  2. Electric trains and locomotives were less expensive in first cost than their diesel counterparts.
  3. Electric trains and locomotives were less expensive in running cost than their diesel counterparts.
  4. Electrification was not worth while unless traffic density was at a level sufficient to justify the installation of the fixed equipment.
  5. Electrification caused less pollution at the point of use.
  6. Electrification gave flexibility as to energy sources.
This probably lists all the most important factors. Applying figures to them is uncertain, but however it is done, the end result is a "triage". There are routes which must be electrified, routes which are definitely not worth electrifying, and routes where it makes little difference either way.

The other consideration is the break-even point for haulage by diesel locomotives rather than DMU, which most authorities suggest is five or six vehicles, and the end result is that the system will have routes which are not electrified throughout their length and are unlikely ever to be eg London to Cornwall. On such routes, until someone thought up the idea of bi-mode, it was accepted that diesel running under the wires was inevitable. I suspect the energy costs of carrying around diesel engines under the wires, and transformer packs off the electrified routes, is not particularly significant in the overall costs. And until recently, it was always argued that running a diesel powered train results in a saving of energy compared to running it under electric power!

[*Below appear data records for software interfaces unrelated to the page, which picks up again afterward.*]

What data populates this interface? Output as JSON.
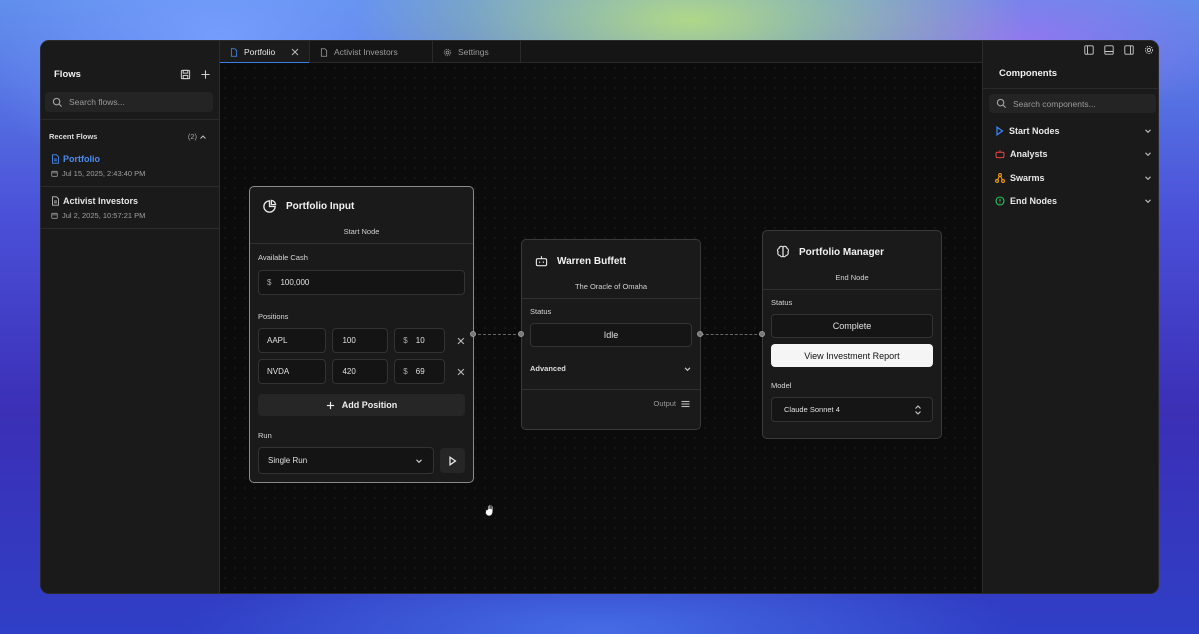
{
  "sidebar": {
    "title": "Flows",
    "search_placeholder": "Search flows...",
    "recent_label": "Recent Flows",
    "recent_count": "(2)",
    "flows": [
      {
        "name": "Portfolio",
        "date": "Jul 15, 2025, 2:43:40 PM",
        "active": true
      },
      {
        "name": "Activist Investors",
        "date": "Jul 2, 2025, 10:57:21 PM",
        "active": false
      }
    ]
  },
  "tabs": [
    {
      "label": "Portfolio",
      "icon": "file-icon",
      "active": true
    },
    {
      "label": "Activist Investors",
      "icon": "file-icon",
      "active": false
    },
    {
      "label": "Settings",
      "icon": "gear-icon",
      "active": false
    }
  ],
  "portfolio_node": {
    "title": "Portfolio Input",
    "subtitle": "Start Node",
    "cash_label": "Available Cash",
    "currency": "$",
    "cash_value": "100,000",
    "positions_label": "Positions",
    "positions": [
      {
        "ticker": "AAPL",
        "shares": "100",
        "price": "10"
      },
      {
        "ticker": "NVDA",
        "shares": "420",
        "price": "69"
      }
    ],
    "add_position_label": "Add Position",
    "run_label": "Run",
    "run_mode": "Single Run"
  },
  "analyst_node": {
    "title": "Warren Buffett",
    "subtitle": "The Oracle of Omaha",
    "status_label": "Status",
    "status_value": "Idle",
    "advanced_label": "Advanced",
    "output_label": "Output"
  },
  "manager_node": {
    "title": "Portfolio Manager",
    "subtitle": "End Node",
    "status_label": "Status",
    "status_value": "Complete",
    "report_button": "View Investment Report",
    "model_label": "Model",
    "model_value": "Claude Sonnet 4"
  },
  "components": {
    "title": "Components",
    "search_placeholder": "Search components...",
    "items": [
      {
        "label": "Start Nodes",
        "icon": "play-icon",
        "color": "#3b82f6"
      },
      {
        "label": "Analysts",
        "icon": "bot-icon",
        "color": "#ef4444"
      },
      {
        "label": "Swarms",
        "icon": "network-icon",
        "color": "#f59e0b"
      },
      {
        "label": "End Nodes",
        "icon": "info-circle-icon",
        "color": "#22c55e"
      }
    ]
  },
  "colors": {
    "accent": "#3a7ee6",
    "active_flow": "#4a8cf0"
  }
}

The biggest costs on the railway are track costs, partly related to weight, the capital costs of the rolling stock, and staff costs, incurred in operating and maintaining trains. Energy costs are a relatively small item compared to the others.

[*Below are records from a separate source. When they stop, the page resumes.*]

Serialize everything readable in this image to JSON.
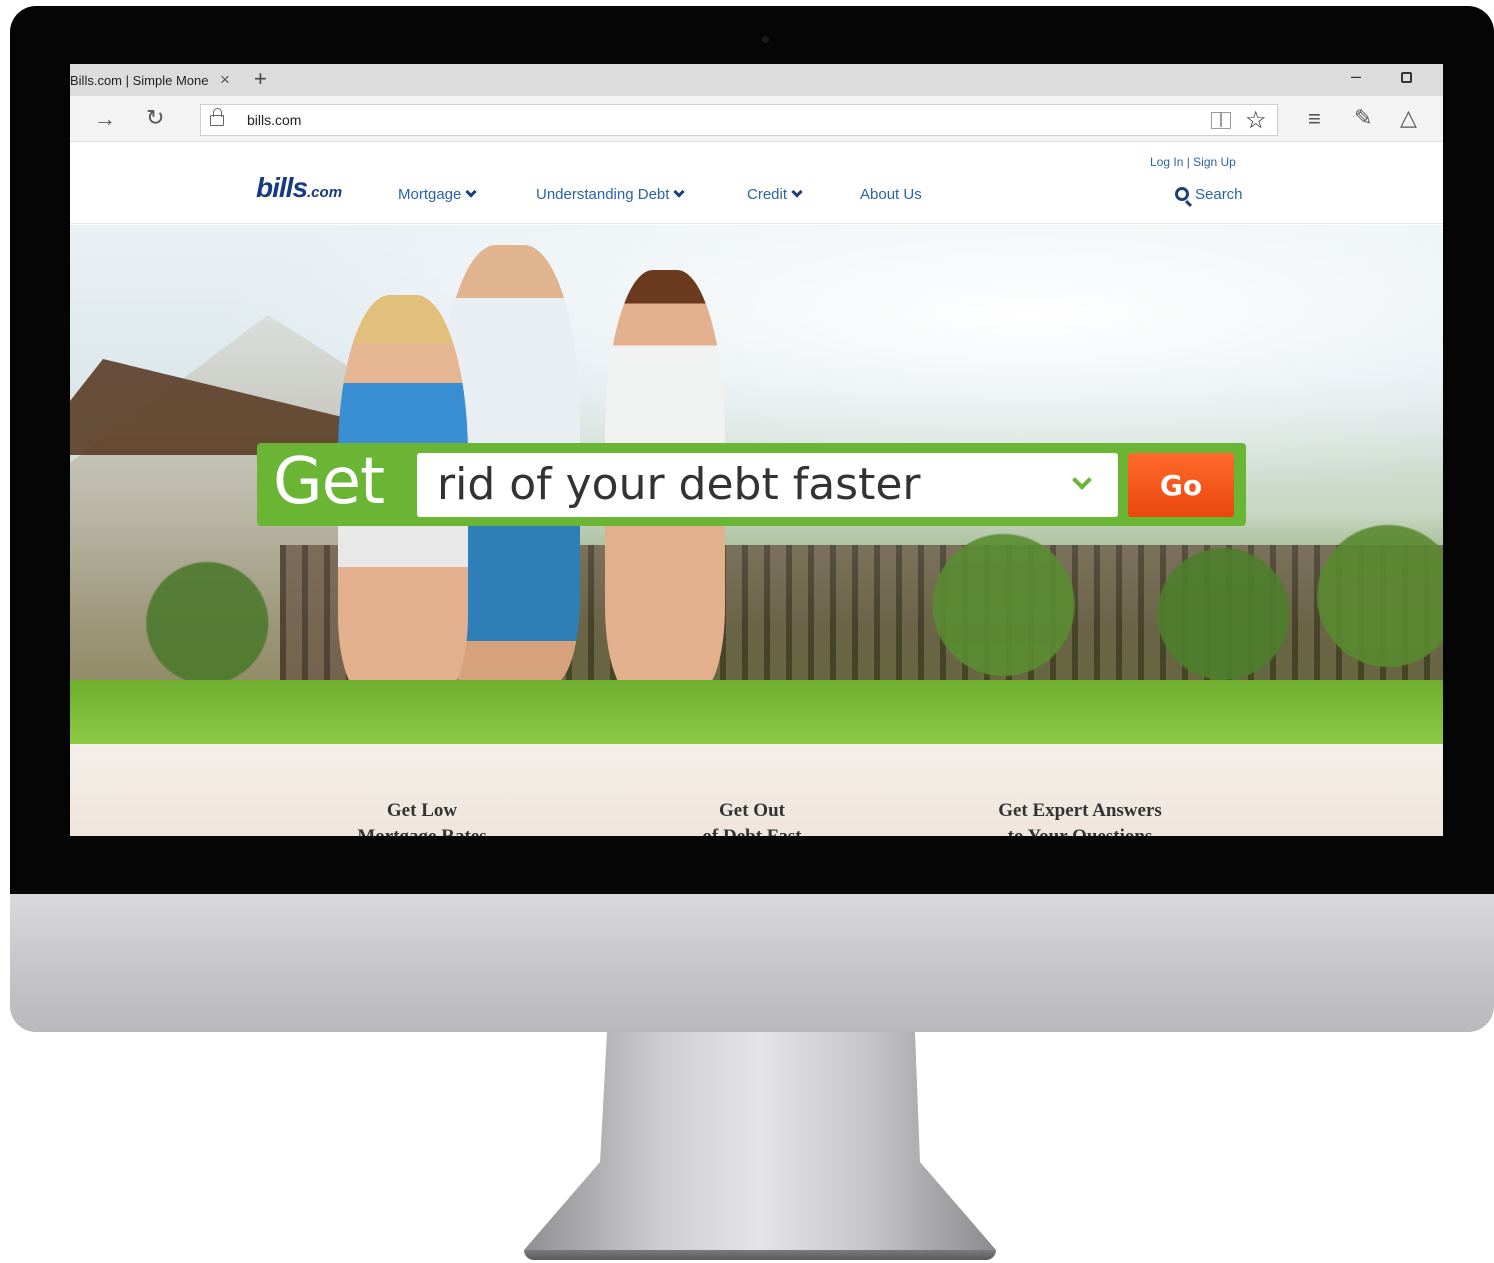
{
  "browser": {
    "tab_title": "Bills.com | Simple Mone",
    "tab_close": "×",
    "new_tab": "+",
    "url": "bills.com"
  },
  "site": {
    "logo_main": "bills",
    "logo_suffix": ".com",
    "nav": [
      {
        "label": "Mortgage",
        "dropdown": true
      },
      {
        "label": "Understanding Debt",
        "dropdown": true
      },
      {
        "label": "Credit",
        "dropdown": true
      },
      {
        "label": "About Us",
        "dropdown": false
      }
    ],
    "login": "Log In | Sign Up",
    "search_label": "Search"
  },
  "hero": {
    "get_word": "Get",
    "selected_option": "rid of your debt faster",
    "go_label": "Go"
  },
  "teaser": [
    {
      "line1": "Get Low",
      "line2": "Mortgage Rates"
    },
    {
      "line1": "Get Out",
      "line2": "of Debt Fast"
    },
    {
      "line1": "Get Expert Answers",
      "line2": "to Your Questions"
    }
  ],
  "colors": {
    "brand_blue": "#183a82",
    "link_blue": "#2b63a8",
    "green": "#6ab534",
    "go_orange": "#f05a1e"
  }
}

From this, the following strategy emerges
  • keep old rolling stock in operation for as long as possible and do not withdraw it unless maintenance costs are starting to climb or it fails to satisfy requirements.
  • KISS - avoid complexity unless it is robust and the technology is mature so as to minimise the capital cost of new rolling stock and its subsequent maintenance costs.
On that basis, bi-mode has only a marginal place on the railway. As a mainstream operating practice it is nothing more than a fad, just the kind of fad that is to be expected from theoretically-minded civil servants. It is, incidentally, far from new, having been embodied long ago in the class 73 electro-diesels, a useful fleet which could operate under limited power away from electrified routes.

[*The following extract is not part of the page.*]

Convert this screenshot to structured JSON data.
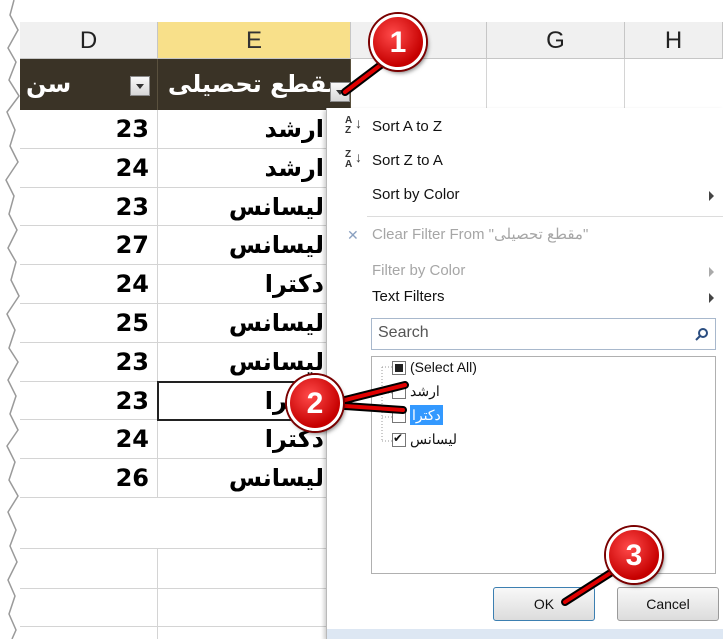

7 Jan 2013

Fares rise row

The inflation-busting fares increase has led to a wave of indignation. Privatisation the railways has of course left several trainloads of hangers-on to support, but there are two factors that do not get a mention.

One is the rising cost of rolling stock. The real cost of a railway carriage is about 8 times what it was in the late 1950s, up from around £6000 now to over a million now, whilst the cost of a locomotive is up from around £30,000 then to nearly £3 million today. Allow a generous factor of 50 for inflation and it is still a huge increase. The new Hitachi trains will cost £2.6 million per carriage and there is also going to be a bill for infrastructure changes as someone thought it would be a good idea to make the carriages 3 metres longer, so they do not quite fit the present system.

The problem is compounded by the fact that most of the fleet is relatively new, all of the stock built before 1975 having been scrapped since privatisation. The public, and ill-informed press commentators and politicians are largely responsible, as this was a panic response to safety concerns. The predictable result of going beyond reasonability on safety has been to drive people to the less safe mode.

The other issue is the cost of speed. In 1963 trains were typically running at average speeds of 50 mph and top speeds of around 75 mph. Trains now are typically cruising at 125 mph. Costs are roughly proportional to the square of the speed. This has a knock-on effect on freight which also has to run faster to keep out of the way of the passenger trains. In 1963, freight trains typically ran at around 25-35 mph and the technique was to keep them rolling, which uses little energy at that speed.